1 The Draft SSIS market analysis is more of an advocacy argument than a balanced analysis. And, in fact many of ERM’s customers have a financial interest in the Keystone pipeline, even if the exact names do not appear on contracts with ERM. In fact, the original EIS contractor, Entrix, had an undisclosed conflict of interest resulting from a task order agreement Entrix had with BP, when BP owned substantial interests in ConocoPhillips, Talisman Energy, and other Alberta tar sands oil producers. BP became Entrix’s largest and most profitable client during the time when the Keystone XL EIS document was being prepared. Thus, DOS does not have a history of being able to monitor its contractors on this project. There are a huge number of companies, partners, owners, and subsidiaries of companies that own interests in Alberta tar sand oil production that will benefit from Keystone XL; and ERM does business with many of these oil companies. Oil companies have used their lobbyists to influence politicians in favor of the pipeline. Oil companies have used public relations firms to sway the public in favor of the pipeline, in part by saying it will reduce US fuel costs. For example, BP was saying the Keystone XL pipeline would reduce US fuel prices even as it was selling its stake in Talisman Energy (a large Alberta tar sands oil producer) to Sinopec Group – the Chinese national oil company. It does not appear that DOS has appreciated the potential organizational conflicts of interest, lobby efforts, and well funded public relations campaigns supported by the oil companies. It appears that the DOS is prepared to put their institutional stamp of approval on one-sided oil company propaganda.

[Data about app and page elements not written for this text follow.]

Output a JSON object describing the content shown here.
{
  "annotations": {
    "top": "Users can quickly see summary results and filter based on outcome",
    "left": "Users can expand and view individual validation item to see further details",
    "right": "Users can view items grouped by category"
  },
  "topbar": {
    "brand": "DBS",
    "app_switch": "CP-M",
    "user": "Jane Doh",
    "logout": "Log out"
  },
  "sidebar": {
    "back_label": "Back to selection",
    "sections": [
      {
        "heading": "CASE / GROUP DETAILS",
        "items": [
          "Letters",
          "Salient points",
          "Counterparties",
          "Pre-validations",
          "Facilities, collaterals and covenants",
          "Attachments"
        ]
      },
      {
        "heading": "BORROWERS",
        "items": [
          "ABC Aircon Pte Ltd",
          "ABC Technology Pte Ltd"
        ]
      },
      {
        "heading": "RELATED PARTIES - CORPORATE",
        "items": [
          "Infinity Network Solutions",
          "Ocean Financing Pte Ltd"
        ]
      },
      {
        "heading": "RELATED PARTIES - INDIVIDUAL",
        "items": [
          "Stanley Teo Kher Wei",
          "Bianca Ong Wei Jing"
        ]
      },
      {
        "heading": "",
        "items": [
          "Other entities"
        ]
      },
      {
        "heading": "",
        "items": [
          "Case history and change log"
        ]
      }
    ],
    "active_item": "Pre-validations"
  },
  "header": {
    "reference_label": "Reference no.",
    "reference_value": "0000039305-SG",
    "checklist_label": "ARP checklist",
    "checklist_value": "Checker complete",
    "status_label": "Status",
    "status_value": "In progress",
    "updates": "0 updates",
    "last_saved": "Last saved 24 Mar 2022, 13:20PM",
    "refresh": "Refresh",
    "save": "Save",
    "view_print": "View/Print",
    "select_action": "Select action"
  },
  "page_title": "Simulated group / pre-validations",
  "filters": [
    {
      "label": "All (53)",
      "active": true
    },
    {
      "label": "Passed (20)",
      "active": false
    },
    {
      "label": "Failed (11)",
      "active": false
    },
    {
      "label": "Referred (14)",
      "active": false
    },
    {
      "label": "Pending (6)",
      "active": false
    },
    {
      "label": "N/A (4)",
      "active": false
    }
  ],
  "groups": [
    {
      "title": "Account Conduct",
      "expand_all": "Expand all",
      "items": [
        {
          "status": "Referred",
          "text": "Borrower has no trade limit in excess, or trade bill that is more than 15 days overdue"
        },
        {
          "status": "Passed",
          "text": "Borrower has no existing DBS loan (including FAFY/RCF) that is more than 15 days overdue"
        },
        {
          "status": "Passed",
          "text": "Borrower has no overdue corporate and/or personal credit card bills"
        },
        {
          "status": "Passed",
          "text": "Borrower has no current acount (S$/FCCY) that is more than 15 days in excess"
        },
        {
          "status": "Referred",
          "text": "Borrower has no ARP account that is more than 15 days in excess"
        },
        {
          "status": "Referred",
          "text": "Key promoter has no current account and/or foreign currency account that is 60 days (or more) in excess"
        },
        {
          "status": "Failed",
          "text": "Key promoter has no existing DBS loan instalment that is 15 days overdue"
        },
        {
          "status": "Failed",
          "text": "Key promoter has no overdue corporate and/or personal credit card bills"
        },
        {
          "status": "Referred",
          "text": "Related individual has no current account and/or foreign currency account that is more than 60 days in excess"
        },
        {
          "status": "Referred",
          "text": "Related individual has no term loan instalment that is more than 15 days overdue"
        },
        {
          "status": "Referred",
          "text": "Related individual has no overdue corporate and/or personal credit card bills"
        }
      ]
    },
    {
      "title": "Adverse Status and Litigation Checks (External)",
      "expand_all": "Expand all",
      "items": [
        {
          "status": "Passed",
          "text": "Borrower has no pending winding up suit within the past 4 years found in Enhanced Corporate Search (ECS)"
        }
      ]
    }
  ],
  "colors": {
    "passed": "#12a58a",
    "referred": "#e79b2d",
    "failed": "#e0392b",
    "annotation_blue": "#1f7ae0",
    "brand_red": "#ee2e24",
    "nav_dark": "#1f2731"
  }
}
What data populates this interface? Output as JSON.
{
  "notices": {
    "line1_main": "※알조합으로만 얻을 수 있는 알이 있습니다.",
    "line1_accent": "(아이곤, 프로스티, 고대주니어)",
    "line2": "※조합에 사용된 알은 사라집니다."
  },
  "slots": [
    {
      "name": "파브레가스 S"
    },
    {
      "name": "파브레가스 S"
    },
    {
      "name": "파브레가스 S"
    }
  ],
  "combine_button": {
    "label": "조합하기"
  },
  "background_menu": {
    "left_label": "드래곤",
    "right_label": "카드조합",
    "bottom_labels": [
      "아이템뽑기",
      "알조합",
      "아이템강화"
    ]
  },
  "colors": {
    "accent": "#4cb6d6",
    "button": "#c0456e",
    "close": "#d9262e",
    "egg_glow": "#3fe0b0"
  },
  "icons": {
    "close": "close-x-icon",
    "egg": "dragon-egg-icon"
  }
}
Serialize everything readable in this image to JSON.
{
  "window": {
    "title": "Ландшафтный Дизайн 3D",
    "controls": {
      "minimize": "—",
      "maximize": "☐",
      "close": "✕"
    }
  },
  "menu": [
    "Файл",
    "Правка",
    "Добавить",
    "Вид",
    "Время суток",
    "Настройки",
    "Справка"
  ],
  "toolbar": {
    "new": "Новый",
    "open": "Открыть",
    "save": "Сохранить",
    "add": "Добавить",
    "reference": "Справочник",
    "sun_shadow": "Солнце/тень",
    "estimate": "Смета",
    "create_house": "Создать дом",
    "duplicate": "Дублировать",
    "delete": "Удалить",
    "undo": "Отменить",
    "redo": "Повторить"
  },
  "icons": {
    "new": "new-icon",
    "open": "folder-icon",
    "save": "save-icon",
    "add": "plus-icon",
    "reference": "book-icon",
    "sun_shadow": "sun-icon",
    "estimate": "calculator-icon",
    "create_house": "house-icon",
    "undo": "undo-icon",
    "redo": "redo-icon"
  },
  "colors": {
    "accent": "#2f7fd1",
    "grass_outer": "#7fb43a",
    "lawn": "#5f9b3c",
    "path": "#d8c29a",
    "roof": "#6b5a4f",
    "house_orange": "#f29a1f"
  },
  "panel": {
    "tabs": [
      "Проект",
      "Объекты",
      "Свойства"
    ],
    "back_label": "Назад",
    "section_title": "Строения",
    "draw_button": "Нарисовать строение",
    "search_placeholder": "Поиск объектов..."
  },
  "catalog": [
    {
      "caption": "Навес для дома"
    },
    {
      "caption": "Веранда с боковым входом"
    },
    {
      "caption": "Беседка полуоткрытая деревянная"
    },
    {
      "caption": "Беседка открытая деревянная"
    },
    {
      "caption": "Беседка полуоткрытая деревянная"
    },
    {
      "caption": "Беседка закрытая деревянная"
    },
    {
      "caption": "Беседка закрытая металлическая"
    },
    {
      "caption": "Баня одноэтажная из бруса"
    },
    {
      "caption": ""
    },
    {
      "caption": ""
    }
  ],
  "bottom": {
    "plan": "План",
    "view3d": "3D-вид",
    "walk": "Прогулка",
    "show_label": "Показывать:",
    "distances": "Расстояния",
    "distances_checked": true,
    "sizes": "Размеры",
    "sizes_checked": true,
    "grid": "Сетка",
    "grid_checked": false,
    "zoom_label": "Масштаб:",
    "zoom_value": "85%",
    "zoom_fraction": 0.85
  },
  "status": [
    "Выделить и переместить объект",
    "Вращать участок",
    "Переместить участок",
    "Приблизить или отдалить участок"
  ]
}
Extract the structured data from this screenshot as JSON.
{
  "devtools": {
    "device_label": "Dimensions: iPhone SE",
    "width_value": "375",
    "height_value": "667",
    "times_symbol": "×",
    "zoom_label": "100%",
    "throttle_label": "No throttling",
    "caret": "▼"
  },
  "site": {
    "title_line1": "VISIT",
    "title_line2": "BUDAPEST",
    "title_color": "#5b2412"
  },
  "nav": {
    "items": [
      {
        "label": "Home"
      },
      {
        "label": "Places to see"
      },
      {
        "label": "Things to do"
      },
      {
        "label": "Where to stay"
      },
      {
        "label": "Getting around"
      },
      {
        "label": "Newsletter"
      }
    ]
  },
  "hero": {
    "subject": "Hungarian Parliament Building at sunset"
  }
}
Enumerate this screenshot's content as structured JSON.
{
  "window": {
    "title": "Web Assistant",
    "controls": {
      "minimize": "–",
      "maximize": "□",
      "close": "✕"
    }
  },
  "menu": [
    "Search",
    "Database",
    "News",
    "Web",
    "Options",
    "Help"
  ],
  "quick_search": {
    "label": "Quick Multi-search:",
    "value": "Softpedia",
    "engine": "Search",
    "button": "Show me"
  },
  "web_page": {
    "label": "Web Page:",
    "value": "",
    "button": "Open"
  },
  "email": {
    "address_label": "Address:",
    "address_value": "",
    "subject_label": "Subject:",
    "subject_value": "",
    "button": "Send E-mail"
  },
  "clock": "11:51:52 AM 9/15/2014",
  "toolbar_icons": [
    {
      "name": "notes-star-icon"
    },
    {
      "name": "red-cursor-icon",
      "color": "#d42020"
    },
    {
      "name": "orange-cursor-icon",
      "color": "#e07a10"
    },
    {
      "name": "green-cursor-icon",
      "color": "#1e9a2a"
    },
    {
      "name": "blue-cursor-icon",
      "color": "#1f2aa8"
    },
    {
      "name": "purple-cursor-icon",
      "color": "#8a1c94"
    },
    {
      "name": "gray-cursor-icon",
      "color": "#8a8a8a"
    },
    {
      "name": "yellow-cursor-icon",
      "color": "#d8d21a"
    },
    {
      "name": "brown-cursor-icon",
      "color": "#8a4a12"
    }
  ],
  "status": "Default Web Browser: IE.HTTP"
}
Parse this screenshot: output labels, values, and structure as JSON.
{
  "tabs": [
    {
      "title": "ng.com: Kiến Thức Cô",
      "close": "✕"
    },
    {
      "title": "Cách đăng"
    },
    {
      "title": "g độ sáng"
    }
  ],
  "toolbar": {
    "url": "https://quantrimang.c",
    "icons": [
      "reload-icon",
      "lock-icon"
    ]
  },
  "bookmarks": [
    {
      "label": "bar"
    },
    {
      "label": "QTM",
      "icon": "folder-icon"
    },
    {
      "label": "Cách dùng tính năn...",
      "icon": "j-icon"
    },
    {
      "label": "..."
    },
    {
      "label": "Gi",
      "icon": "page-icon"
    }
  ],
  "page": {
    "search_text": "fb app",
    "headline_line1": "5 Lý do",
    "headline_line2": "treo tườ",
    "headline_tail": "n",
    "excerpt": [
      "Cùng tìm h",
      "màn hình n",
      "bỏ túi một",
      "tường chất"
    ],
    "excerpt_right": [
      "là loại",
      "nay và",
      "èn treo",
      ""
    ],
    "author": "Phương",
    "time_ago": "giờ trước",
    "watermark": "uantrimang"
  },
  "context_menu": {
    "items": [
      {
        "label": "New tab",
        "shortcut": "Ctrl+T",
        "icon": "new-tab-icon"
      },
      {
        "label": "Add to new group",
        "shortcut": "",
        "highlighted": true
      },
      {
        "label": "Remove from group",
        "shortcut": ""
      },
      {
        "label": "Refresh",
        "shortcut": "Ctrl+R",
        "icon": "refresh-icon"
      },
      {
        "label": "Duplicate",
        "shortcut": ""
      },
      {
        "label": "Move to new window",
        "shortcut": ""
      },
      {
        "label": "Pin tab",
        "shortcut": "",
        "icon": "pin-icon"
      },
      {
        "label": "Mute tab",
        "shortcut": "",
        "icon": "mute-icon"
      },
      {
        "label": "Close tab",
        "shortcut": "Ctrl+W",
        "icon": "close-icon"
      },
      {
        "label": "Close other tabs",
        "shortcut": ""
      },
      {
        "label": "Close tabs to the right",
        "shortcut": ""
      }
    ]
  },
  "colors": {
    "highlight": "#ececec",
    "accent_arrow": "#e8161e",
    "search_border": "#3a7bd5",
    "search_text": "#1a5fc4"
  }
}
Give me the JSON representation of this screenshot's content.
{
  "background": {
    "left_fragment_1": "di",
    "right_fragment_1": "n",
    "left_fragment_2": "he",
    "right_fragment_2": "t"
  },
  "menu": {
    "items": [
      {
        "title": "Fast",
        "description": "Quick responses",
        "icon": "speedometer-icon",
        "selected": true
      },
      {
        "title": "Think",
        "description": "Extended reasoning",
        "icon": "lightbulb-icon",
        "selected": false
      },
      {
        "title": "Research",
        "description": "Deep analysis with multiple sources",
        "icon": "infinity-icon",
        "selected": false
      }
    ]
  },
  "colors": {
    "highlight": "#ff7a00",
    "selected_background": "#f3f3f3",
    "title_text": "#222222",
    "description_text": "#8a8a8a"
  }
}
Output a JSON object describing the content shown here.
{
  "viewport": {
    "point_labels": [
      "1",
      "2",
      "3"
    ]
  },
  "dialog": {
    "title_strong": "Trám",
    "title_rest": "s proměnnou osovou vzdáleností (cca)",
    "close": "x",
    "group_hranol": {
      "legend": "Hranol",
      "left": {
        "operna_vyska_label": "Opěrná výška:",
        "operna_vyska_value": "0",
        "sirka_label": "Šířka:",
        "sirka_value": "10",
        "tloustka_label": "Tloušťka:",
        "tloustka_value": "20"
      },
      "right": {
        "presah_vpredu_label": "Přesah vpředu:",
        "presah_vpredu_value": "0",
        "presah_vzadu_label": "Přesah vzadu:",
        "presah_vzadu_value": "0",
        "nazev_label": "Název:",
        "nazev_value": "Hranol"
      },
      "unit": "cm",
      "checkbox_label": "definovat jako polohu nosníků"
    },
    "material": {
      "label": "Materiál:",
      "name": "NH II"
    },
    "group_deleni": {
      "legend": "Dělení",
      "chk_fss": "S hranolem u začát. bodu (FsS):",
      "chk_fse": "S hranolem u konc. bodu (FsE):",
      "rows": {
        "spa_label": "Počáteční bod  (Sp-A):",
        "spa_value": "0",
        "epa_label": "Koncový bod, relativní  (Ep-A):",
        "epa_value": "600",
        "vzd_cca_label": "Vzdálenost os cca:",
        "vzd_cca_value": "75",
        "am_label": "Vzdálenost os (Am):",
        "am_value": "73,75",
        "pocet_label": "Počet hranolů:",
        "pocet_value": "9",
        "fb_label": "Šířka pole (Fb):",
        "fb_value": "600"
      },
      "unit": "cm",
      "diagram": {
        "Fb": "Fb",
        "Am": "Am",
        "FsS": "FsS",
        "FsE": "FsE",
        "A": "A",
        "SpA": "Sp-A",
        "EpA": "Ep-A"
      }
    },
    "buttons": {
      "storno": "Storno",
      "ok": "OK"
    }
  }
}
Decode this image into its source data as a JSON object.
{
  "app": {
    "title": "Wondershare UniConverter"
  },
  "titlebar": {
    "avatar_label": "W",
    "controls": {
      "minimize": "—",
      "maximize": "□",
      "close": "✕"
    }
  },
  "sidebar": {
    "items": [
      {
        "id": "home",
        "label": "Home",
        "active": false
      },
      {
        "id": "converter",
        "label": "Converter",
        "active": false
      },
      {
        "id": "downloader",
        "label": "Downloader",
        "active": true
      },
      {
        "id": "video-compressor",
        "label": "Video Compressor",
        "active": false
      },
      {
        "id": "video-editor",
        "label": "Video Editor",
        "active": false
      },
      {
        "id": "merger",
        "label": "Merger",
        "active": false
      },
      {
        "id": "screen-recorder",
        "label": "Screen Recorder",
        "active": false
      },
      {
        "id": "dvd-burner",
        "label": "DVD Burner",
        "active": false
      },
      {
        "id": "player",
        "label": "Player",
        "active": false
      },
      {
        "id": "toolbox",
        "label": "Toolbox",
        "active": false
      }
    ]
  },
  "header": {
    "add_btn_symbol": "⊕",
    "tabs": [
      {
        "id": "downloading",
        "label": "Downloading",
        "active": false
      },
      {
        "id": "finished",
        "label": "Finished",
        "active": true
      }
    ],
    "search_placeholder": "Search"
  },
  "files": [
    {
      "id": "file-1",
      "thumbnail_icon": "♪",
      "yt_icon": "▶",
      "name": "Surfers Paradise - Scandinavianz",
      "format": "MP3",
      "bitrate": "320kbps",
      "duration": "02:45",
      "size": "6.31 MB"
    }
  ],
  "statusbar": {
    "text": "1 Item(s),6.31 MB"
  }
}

1 The Draft SSIS averages away the impacts of climate change. For infrastructure basis of engineering design, climate change results in a fat tailed probability distribution of extreme events. Climate change increases the probability of extreme weather events that are greater than the structure is engineered to withstand. Climate change has raised the average sea level only a few millimeters, but it has enabled extreme events such as Katrina, Isabel, Isaac, and Sandy. It was not the average sea level rise that caused the damage, but the extreme events. Likewise it is not average temperature that will damage engineered structures such as a pipeline, but extreme heat events that are outside of the basis of engineering design. Likewise, it is not average precipitation over the next 30 years that will damage engineered structures; it is the extreme precipitation events made possible by extended climate change and the resulting changes in atmospheric circulation. The most extreme of these events are likely to come after the corrosive and erosive properties of dilbit have acted on the pipeline for decades, and the pipeline is more fragile. The Draft SSIS is silent on these issues.